=== Records for processing ===
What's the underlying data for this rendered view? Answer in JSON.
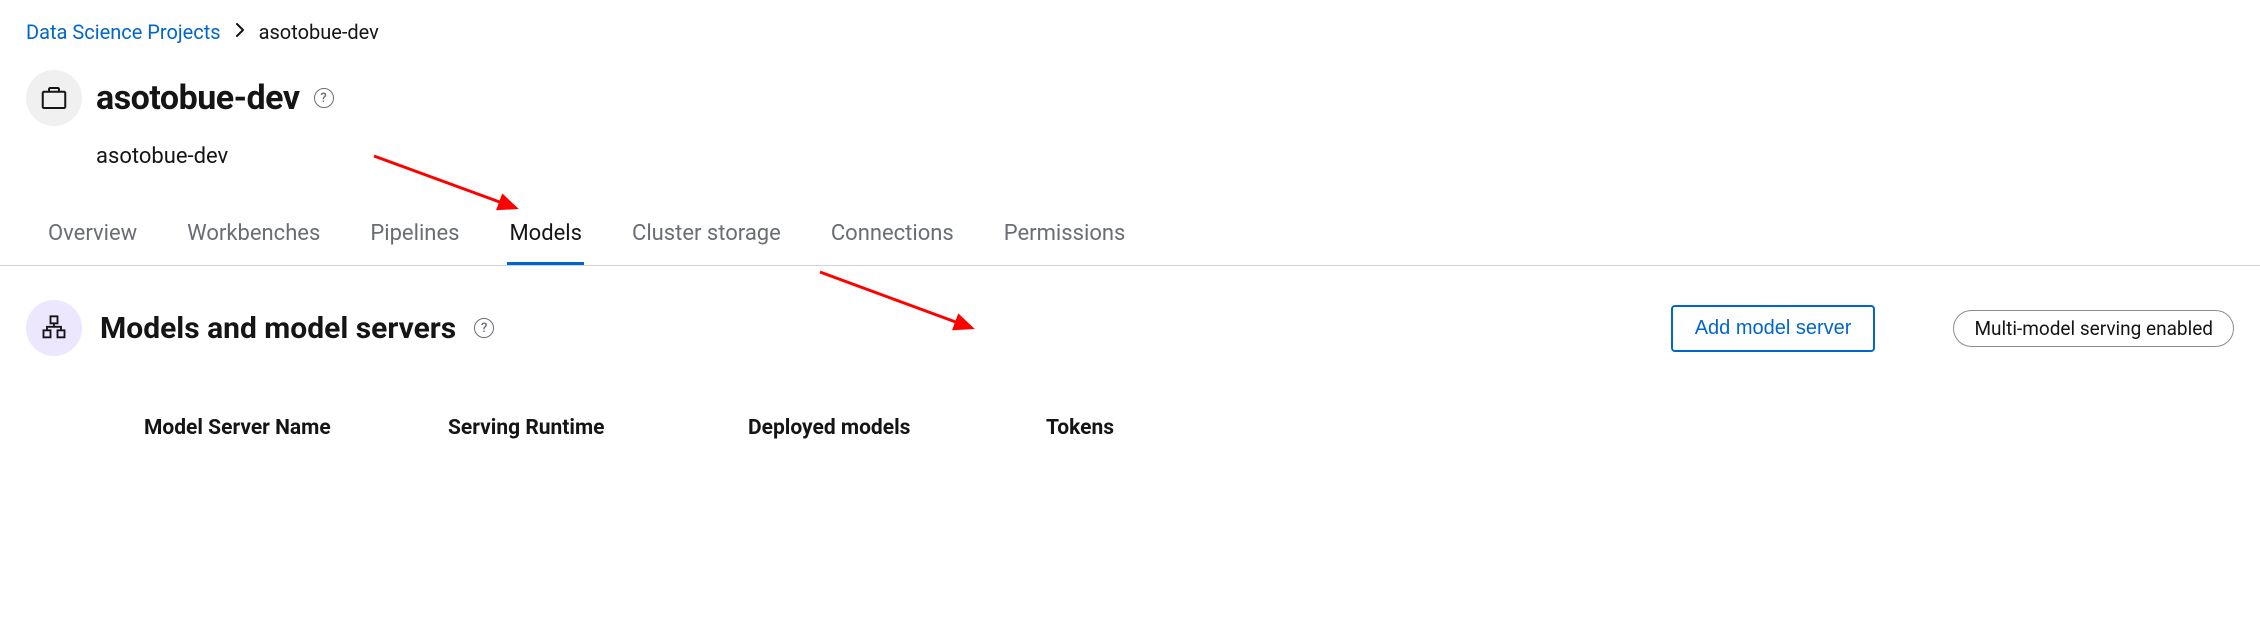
{
  "breadcrumb": {
    "parent": "Data Science Projects",
    "current": "asotobue-dev"
  },
  "title": "asotobue-dev",
  "subtitle": "asotobue-dev",
  "tabs": [
    {
      "label": "Overview",
      "active": false
    },
    {
      "label": "Workbenches",
      "active": false
    },
    {
      "label": "Pipelines",
      "active": false
    },
    {
      "label": "Models",
      "active": true
    },
    {
      "label": "Cluster storage",
      "active": false
    },
    {
      "label": "Connections",
      "active": false
    },
    {
      "label": "Permissions",
      "active": false
    }
  ],
  "section": {
    "title": "Models and model servers",
    "add_button": "Add model server",
    "badge": "Multi-model serving enabled"
  },
  "table": {
    "columns": [
      "Model Server Name",
      "Serving Runtime",
      "Deployed models",
      "Tokens"
    ]
  }
}
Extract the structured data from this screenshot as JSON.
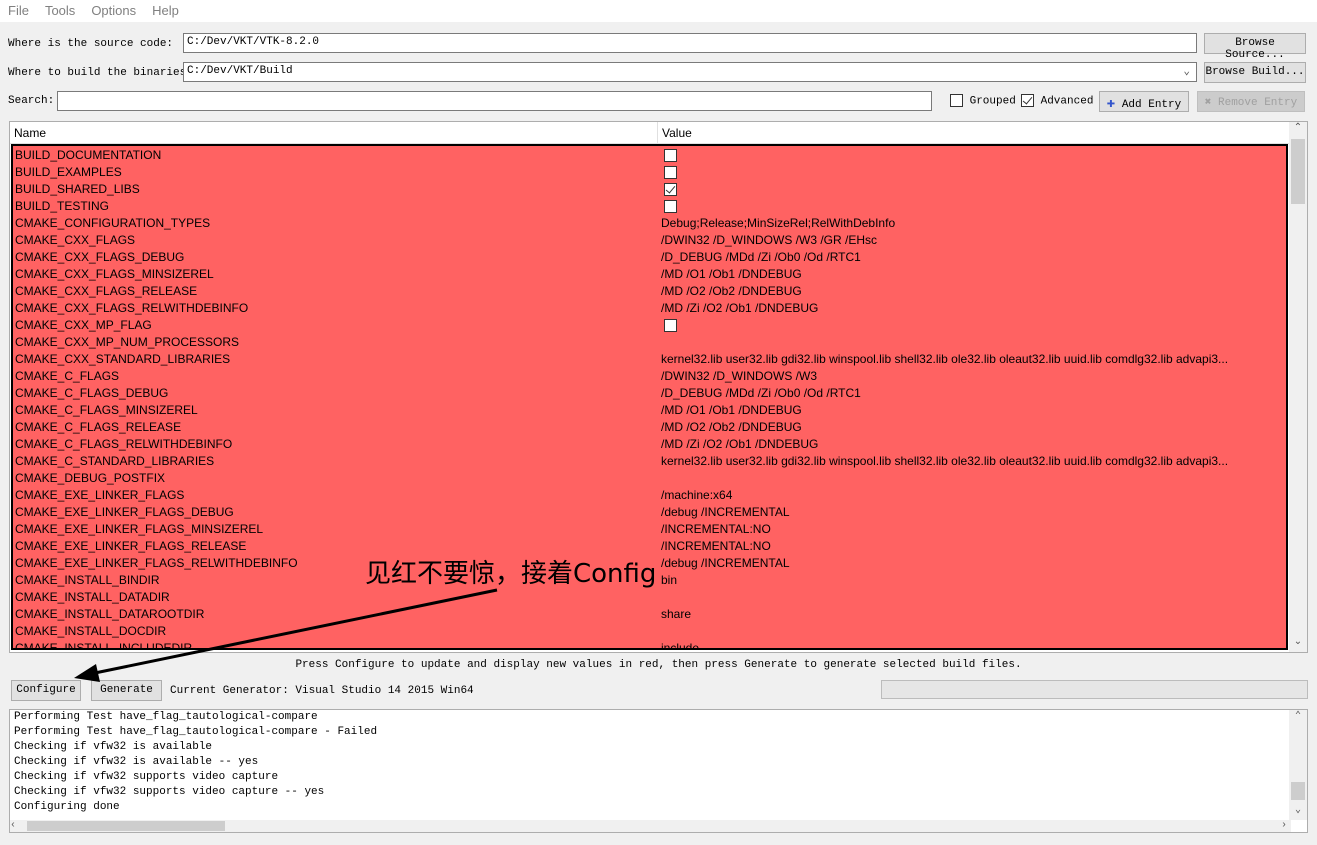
{
  "menu": [
    "File",
    "Tools",
    "Options",
    "Help"
  ],
  "source": {
    "label": "Where is the source code:",
    "value": "C:/Dev/VKT/VTK-8.2.0",
    "browse": "Browse Source..."
  },
  "build": {
    "label": "Where to build the binaries:",
    "value": "C:/Dev/VKT/Build",
    "browse": "Browse Build..."
  },
  "search": {
    "label": "Search:",
    "value": ""
  },
  "options": {
    "grouped": {
      "label": "Grouped",
      "checked": false
    },
    "advanced": {
      "label": "Advanced",
      "checked": true
    },
    "add_entry": "Add Entry",
    "remove_entry": "Remove Entry"
  },
  "table": {
    "columns": [
      "Name",
      "Value"
    ],
    "rows": [
      {
        "name": "BUILD_DOCUMENTATION",
        "type": "bool",
        "checked": false
      },
      {
        "name": "BUILD_EXAMPLES",
        "type": "bool",
        "checked": false
      },
      {
        "name": "BUILD_SHARED_LIBS",
        "type": "bool",
        "checked": true
      },
      {
        "name": "BUILD_TESTING",
        "type": "bool",
        "checked": false
      },
      {
        "name": "CMAKE_CONFIGURATION_TYPES",
        "value": "Debug;Release;MinSizeRel;RelWithDebInfo"
      },
      {
        "name": "CMAKE_CXX_FLAGS",
        "value": " /DWIN32 /D_WINDOWS /W3 /GR /EHsc"
      },
      {
        "name": "CMAKE_CXX_FLAGS_DEBUG",
        "value": "/D_DEBUG /MDd /Zi /Ob0 /Od /RTC1"
      },
      {
        "name": "CMAKE_CXX_FLAGS_MINSIZEREL",
        "value": "/MD /O1 /Ob1 /DNDEBUG"
      },
      {
        "name": "CMAKE_CXX_FLAGS_RELEASE",
        "value": "/MD /O2 /Ob2 /DNDEBUG"
      },
      {
        "name": "CMAKE_CXX_FLAGS_RELWITHDEBINFO",
        "value": "/MD /Zi /O2 /Ob1 /DNDEBUG"
      },
      {
        "name": "CMAKE_CXX_MP_FLAG",
        "type": "bool",
        "checked": false
      },
      {
        "name": "CMAKE_CXX_MP_NUM_PROCESSORS",
        "value": ""
      },
      {
        "name": "CMAKE_CXX_STANDARD_LIBRARIES",
        "value": "kernel32.lib user32.lib gdi32.lib winspool.lib shell32.lib ole32.lib oleaut32.lib uuid.lib comdlg32.lib advapi3..."
      },
      {
        "name": "CMAKE_C_FLAGS",
        "value": " /DWIN32 /D_WINDOWS /W3"
      },
      {
        "name": "CMAKE_C_FLAGS_DEBUG",
        "value": "/D_DEBUG /MDd /Zi /Ob0 /Od /RTC1"
      },
      {
        "name": "CMAKE_C_FLAGS_MINSIZEREL",
        "value": "/MD /O1 /Ob1 /DNDEBUG"
      },
      {
        "name": "CMAKE_C_FLAGS_RELEASE",
        "value": "/MD /O2 /Ob2 /DNDEBUG"
      },
      {
        "name": "CMAKE_C_FLAGS_RELWITHDEBINFO",
        "value": "/MD /Zi /O2 /Ob1 /DNDEBUG"
      },
      {
        "name": "CMAKE_C_STANDARD_LIBRARIES",
        "value": "kernel32.lib user32.lib gdi32.lib winspool.lib shell32.lib ole32.lib oleaut32.lib uuid.lib comdlg32.lib advapi3..."
      },
      {
        "name": "CMAKE_DEBUG_POSTFIX",
        "value": ""
      },
      {
        "name": "CMAKE_EXE_LINKER_FLAGS",
        "value": " /machine:x64"
      },
      {
        "name": "CMAKE_EXE_LINKER_FLAGS_DEBUG",
        "value": "/debug /INCREMENTAL"
      },
      {
        "name": "CMAKE_EXE_LINKER_FLAGS_MINSIZEREL",
        "value": "/INCREMENTAL:NO"
      },
      {
        "name": "CMAKE_EXE_LINKER_FLAGS_RELEASE",
        "value": "/INCREMENTAL:NO"
      },
      {
        "name": "CMAKE_EXE_LINKER_FLAGS_RELWITHDEBINFO",
        "value": "/debug /INCREMENTAL"
      },
      {
        "name": "CMAKE_INSTALL_BINDIR",
        "value": "bin"
      },
      {
        "name": "CMAKE_INSTALL_DATADIR",
        "value": ""
      },
      {
        "name": "CMAKE_INSTALL_DATAROOTDIR",
        "value": "share"
      },
      {
        "name": "CMAKE_INSTALL_DOCDIR",
        "value": ""
      },
      {
        "name": "CMAKE_INSTALL_INCLUDEDIR",
        "value": "include"
      }
    ]
  },
  "colors": {
    "new_entry": "#ff6262"
  },
  "hint": "Press Configure to update and display new values in red, then press Generate to generate selected build files.",
  "configure": "Configure",
  "generate": "Generate",
  "generator": "Current Generator: Visual Studio 14 2015 Win64",
  "progress": 0,
  "log": [
    "Performing Test have_flag_tautological-compare",
    "Performing Test have_flag_tautological-compare - Failed",
    "Checking if vfw32 is available",
    "Checking if vfw32 is available -- yes",
    "Checking if vfw32 supports video capture",
    "Checking if vfw32 supports video capture -- yes",
    "Configuring done"
  ],
  "annotation": "见红不要惊，接着Config"
}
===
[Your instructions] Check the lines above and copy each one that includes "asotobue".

[Task solution]
    "current": "asotobue-dev"
  "title": "asotobue-dev",
  "subtitle": "asotobue-dev",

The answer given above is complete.